Michigan Farm Bureau is celebrating its 100th year this week at their annual meeting in Grand Rapids. According to Michigan Farm Bureau President Carl Bednarski, in that century, there have been a lot of changes.
“This organization started because of issues with the way roads were being funded because roads were taxed by property owners,” said Bednarski. “Farm Bureau didn’t think it was right and a member said there should be a tax on gasoline. It took a two-year struggle, but they were able to implement a two-cents a gallon tax on gasoline for the roads.”
Reflecting on this landmark year, there have certainly been lots of negatives. Trade progress with China and USMCA have certainly been bright spots, but Bednarski notes that camaraderie has also been important in 2019.
“Agriculture always realizes that we’re at the mercy of the weather,” he said. “We take this in stride—we realize that we have our ups and downs, but the relationships, the young farmer programs that are out there, people seem to come together more when we have a tough year and that’s what we’ve seen this year.”
Those younger members that are just starting out or are at the collegiate level are going to be important to Michigan Farm Bureau’s next 100 years.
“To get them involved in how the process works, it’s not necessarily on the day-to-day of how to grow a crop,” said Bednarski. “It’s the leadership, how government works, how to interact with some other individual or groups.”
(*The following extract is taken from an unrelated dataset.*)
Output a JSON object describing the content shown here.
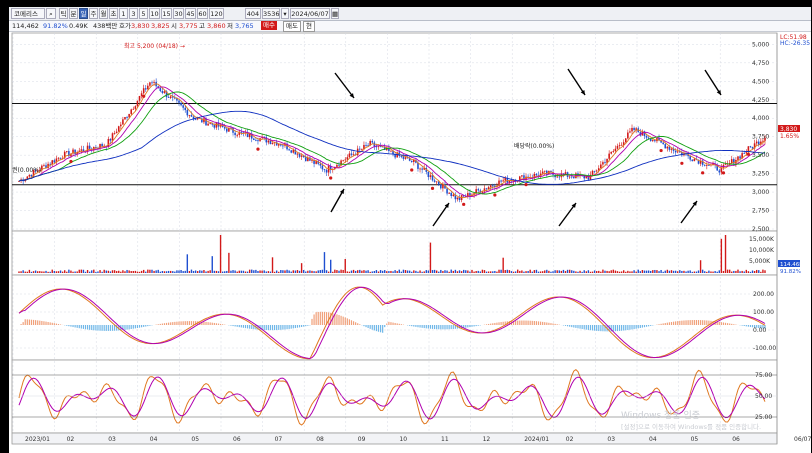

Despite the rough year, Bednarski is optimistic for the future.
“Keep your head up high,” he said. “We’ve been through tough times and we’re going to have more tough time in the future. We’ll get though this and it’ll even out and we’ll be able to enjoy the fruits of our labor.”
He expects from the Michigan Department of Environment, Great Lakes and Energy about livestock facility permits, eliminating the deer baiting ban, trade and hemp to be the biggest topics discussed on the delegate floor.